**** Data for processing ****

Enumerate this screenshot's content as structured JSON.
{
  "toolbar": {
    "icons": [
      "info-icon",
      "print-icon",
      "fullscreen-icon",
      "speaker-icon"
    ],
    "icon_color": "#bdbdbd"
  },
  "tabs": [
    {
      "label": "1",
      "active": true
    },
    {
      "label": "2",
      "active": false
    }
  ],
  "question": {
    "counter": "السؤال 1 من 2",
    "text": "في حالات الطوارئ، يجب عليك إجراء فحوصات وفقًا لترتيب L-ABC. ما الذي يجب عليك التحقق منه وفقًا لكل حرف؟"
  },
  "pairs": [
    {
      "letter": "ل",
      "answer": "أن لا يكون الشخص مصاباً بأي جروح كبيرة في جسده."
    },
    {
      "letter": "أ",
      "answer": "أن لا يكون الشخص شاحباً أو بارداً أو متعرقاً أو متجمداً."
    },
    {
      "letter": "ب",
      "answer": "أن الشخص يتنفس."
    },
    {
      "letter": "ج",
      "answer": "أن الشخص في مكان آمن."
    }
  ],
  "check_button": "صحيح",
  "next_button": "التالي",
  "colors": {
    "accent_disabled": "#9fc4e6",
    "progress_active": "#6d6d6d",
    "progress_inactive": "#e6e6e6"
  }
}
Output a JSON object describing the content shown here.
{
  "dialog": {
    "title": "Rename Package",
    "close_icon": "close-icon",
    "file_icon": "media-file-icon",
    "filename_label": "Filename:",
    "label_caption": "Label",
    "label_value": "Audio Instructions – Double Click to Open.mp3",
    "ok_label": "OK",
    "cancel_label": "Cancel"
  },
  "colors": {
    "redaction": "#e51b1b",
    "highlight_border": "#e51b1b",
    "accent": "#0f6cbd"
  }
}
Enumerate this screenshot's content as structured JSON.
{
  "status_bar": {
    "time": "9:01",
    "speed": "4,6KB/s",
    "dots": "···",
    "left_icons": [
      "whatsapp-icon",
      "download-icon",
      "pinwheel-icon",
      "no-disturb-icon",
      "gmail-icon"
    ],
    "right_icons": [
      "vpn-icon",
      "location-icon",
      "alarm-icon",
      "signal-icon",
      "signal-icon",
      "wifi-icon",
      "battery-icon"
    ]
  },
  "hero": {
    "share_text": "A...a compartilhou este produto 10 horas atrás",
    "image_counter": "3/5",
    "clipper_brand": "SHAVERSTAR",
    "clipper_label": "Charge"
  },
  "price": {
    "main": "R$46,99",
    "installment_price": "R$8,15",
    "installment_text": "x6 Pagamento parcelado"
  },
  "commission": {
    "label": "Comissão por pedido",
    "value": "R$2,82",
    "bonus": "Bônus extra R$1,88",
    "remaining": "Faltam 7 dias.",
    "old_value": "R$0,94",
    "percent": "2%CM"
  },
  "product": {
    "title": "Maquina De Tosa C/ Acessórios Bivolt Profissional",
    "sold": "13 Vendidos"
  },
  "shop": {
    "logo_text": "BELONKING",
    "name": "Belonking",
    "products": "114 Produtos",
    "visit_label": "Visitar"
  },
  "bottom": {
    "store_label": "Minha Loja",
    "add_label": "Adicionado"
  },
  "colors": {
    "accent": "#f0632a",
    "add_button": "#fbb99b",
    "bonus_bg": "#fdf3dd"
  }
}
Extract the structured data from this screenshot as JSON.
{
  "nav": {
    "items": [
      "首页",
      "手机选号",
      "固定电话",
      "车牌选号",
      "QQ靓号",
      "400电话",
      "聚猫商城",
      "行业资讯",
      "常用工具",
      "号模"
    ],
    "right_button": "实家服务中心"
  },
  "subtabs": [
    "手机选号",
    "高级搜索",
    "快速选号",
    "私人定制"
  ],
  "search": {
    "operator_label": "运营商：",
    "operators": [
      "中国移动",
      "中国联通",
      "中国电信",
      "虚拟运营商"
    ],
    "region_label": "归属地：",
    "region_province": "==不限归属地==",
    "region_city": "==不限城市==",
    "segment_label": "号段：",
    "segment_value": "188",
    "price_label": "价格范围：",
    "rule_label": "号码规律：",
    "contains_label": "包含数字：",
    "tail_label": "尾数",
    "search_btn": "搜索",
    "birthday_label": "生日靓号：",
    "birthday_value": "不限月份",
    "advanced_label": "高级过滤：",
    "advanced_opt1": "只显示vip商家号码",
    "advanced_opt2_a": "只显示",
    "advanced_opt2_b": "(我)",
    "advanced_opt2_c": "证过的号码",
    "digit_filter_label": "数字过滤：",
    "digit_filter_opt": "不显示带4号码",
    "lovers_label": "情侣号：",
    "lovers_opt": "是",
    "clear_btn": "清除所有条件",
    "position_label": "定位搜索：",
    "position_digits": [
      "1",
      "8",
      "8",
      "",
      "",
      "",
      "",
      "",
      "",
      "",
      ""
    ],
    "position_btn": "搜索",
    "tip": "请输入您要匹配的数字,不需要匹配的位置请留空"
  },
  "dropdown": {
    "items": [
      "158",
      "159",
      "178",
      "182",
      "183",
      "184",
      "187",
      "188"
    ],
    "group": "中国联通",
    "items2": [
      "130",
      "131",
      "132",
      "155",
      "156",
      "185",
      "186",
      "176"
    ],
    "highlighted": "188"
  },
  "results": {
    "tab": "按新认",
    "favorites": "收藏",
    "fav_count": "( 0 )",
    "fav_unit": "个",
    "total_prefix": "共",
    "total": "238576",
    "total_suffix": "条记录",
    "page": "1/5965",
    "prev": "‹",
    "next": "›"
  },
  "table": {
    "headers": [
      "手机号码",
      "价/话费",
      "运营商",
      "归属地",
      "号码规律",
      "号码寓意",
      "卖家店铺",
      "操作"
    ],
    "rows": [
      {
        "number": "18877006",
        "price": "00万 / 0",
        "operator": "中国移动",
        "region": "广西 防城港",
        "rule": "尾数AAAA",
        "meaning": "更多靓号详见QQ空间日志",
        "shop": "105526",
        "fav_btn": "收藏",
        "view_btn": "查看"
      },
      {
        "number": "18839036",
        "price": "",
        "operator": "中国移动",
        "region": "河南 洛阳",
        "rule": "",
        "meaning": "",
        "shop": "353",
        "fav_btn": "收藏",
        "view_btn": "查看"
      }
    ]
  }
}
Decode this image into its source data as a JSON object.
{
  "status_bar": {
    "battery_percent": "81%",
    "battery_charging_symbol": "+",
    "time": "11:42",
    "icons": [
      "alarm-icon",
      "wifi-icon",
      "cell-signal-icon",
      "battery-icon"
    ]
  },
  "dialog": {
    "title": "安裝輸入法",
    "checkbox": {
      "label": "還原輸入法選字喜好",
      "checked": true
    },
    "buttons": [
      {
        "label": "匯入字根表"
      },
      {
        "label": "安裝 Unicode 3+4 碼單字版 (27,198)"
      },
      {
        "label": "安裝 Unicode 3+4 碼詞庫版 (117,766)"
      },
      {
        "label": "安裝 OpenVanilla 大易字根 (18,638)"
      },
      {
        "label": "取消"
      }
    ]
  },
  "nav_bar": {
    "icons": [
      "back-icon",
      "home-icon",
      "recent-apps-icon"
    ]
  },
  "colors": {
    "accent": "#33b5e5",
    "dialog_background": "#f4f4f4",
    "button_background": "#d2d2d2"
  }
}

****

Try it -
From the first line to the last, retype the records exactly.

The answer -
Enumerate this screenshot's content as structured JSON.
{
  "toolbar": {
    "icons": [
      "info-icon",
      "print-icon",
      "fullscreen-icon",
      "speaker-icon"
    ],
    "icon_color": "#bdbdbd"
  },
  "tabs": [
    {
      "label": "1",
      "active": true
    },
    {
      "label": "2",
      "active": false
    }
  ],
  "question": {
    "counter": "السؤال 1 من 2",
    "text": "في حالات الطوارئ، يجب عليك إجراء فحوصات وفقًا لترتيب L-ABC. ما الذي يجب عليك التحقق منه وفقًا لكل حرف؟"
  },
  "pairs": [
    {
      "letter": "ل",
      "answer": "أن لا يكون الشخص مصاباً بأي جروح كبيرة في جسده."
    },
    {
      "letter": "أ",
      "answer": "أن لا يكون الشخص شاحباً أو بارداً أو متعرقاً أو متجمداً."
    },
    {
      "letter": "ب",
      "answer": "أن الشخص يتنفس."
    },
    {
      "letter": "ج",
      "answer": "أن الشخص في مكان آمن."
    }
  ],
  "check_button": "صحيح",
  "next_button": "التالي",
  "colors": {
    "accent_disabled": "#9fc4e6",
    "progress_active": "#6d6d6d",
    "progress_inactive": "#e6e6e6"
  }
}
Output a JSON object describing the content shown here.
{
  "dialog": {
    "title": "Rename Package",
    "close_icon": "close-icon",
    "file_icon": "media-file-icon",
    "filename_label": "Filename:",
    "label_caption": "Label",
    "label_value": "Audio Instructions – Double Click to Open.mp3",
    "ok_label": "OK",
    "cancel_label": "Cancel"
  },
  "colors": {
    "redaction": "#e51b1b",
    "highlight_border": "#e51b1b",
    "accent": "#0f6cbd"
  }
}
Enumerate this screenshot's content as structured JSON.
{
  "status_bar": {
    "time": "9:01",
    "speed": "4,6KB/s",
    "dots": "···",
    "left_icons": [
      "whatsapp-icon",
      "download-icon",
      "pinwheel-icon",
      "no-disturb-icon",
      "gmail-icon"
    ],
    "right_icons": [
      "vpn-icon",
      "location-icon",
      "alarm-icon",
      "signal-icon",
      "signal-icon",
      "wifi-icon",
      "battery-icon"
    ]
  },
  "hero": {
    "share_text": "A...a compartilhou este produto 10 horas atrás",
    "image_counter": "3/5",
    "clipper_brand": "SHAVERSTAR",
    "clipper_label": "Charge"
  },
  "price": {
    "main": "R$46,99",
    "installment_price": "R$8,15",
    "installment_text": "x6 Pagamento parcelado"
  },
  "commission": {
    "label": "Comissão por pedido",
    "value": "R$2,82",
    "bonus": "Bônus extra R$1,88",
    "remaining": "Faltam 7 dias.",
    "old_value": "R$0,94",
    "percent": "2%CM"
  },
  "product": {
    "title": "Maquina De Tosa C/ Acessórios Bivolt Profissional",
    "sold": "13 Vendidos"
  },
  "shop": {
    "logo_text": "BELONKING",
    "name": "Belonking",
    "products": "114 Produtos",
    "visit_label": "Visitar"
  },
  "bottom": {
    "store_label": "Minha Loja",
    "add_label": "Adicionado"
  },
  "colors": {
    "accent": "#f0632a",
    "add_button": "#fbb99b",
    "bonus_bg": "#fdf3dd"
  }
}
Extract the structured data from this screenshot as JSON.
{
  "nav": {
    "items": [
      "首页",
      "手机选号",
      "固定电话",
      "车牌选号",
      "QQ靓号",
      "400电话",
      "聚猫商城",
      "行业资讯",
      "常用工具",
      "号模"
    ],
    "right_button": "实家服务中心"
  },
  "subtabs": [
    "手机选号",
    "高级搜索",
    "快速选号",
    "私人定制"
  ],
  "search": {
    "operator_label": "运营商：",
    "operators": [
      "中国移动",
      "中国联通",
      "中国电信",
      "虚拟运营商"
    ],
    "region_label": "归属地：",
    "region_province": "==不限归属地==",
    "region_city": "==不限城市==",
    "segment_label": "号段：",
    "segment_value": "188",
    "price_label": "价格范围：",
    "rule_label": "号码规律：",
    "contains_label": "包含数字：",
    "tail_label": "尾数",
    "search_btn": "搜索",
    "birthday_label": "生日靓号：",
    "birthday_value": "不限月份",
    "advanced_label": "高级过滤：",
    "advanced_opt1": "只显示vip商家号码",
    "advanced_opt2_a": "只显示",
    "advanced_opt2_b": "(我)",
    "advanced_opt2_c": "证过的号码",
    "digit_filter_label": "数字过滤：",
    "digit_filter_opt": "不显示带4号码",
    "lovers_label": "情侣号：",
    "lovers_opt": "是",
    "clear_btn": "清除所有条件",
    "position_label": "定位搜索：",
    "position_digits": [
      "1",
      "8",
      "8",
      "",
      "",
      "",
      "",
      "",
      "",
      "",
      ""
    ],
    "position_btn": "搜索",
    "tip": "请输入您要匹配的数字,不需要匹配的位置请留空"
  },
  "dropdown": {
    "items": [
      "158",
      "159",
      "178",
      "182",
      "183",
      "184",
      "187",
      "188"
    ],
    "group": "中国联通",
    "items2": [
      "130",
      "131",
      "132",
      "155",
      "156",
      "185",
      "186",
      "176"
    ],
    "highlighted": "188"
  },
  "results": {
    "tab": "按新认",
    "favorites": "收藏",
    "fav_count": "( 0 )",
    "fav_unit": "个",
    "total_prefix": "共",
    "total": "238576",
    "total_suffix": "条记录",
    "page": "1/5965",
    "prev": "‹",
    "next": "›"
  },
  "table": {
    "headers": [
      "手机号码",
      "价/话费",
      "运营商",
      "归属地",
      "号码规律",
      "号码寓意",
      "卖家店铺",
      "操作"
    ],
    "rows": [
      {
        "number": "18877006",
        "price": "00万 / 0",
        "operator": "中国移动",
        "region": "广西 防城港",
        "rule": "尾数AAAA",
        "meaning": "更多靓号详见QQ空间日志",
        "shop": "105526",
        "fav_btn": "收藏",
        "view_btn": "查看"
      },
      {
        "number": "18839036",
        "price": "",
        "operator": "中国移动",
        "region": "河南 洛阳",
        "rule": "",
        "meaning": "",
        "shop": "353",
        "fav_btn": "收藏",
        "view_btn": "查看"
      }
    ]
  }
}
Decode this image into its source data as a JSON object.
{
  "status_bar": {
    "battery_percent": "81%",
    "battery_charging_symbol": "+",
    "time": "11:42",
    "icons": [
      "alarm-icon",
      "wifi-icon",
      "cell-signal-icon",
      "battery-icon"
    ]
  },
  "dialog": {
    "title": "安裝輸入法",
    "checkbox": {
      "label": "還原輸入法選字喜好",
      "checked": true
    },
    "buttons": [
      {
        "label": "匯入字根表"
      },
      {
        "label": "安裝 Unicode 3+4 碼單字版 (27,198)"
      },
      {
        "label": "安裝 Unicode 3+4 碼詞庫版 (117,766)"
      },
      {
        "label": "安裝 OpenVanilla 大易字根 (18,638)"
      },
      {
        "label": "取消"
      }
    ]
  },
  "nav_bar": {
    "icons": [
      "back-icon",
      "home-icon",
      "recent-apps-icon"
    ]
  },
  "colors": {
    "accent": "#33b5e5",
    "dialog_background": "#f4f4f4",
    "button_background": "#d2d2d2"
  }
}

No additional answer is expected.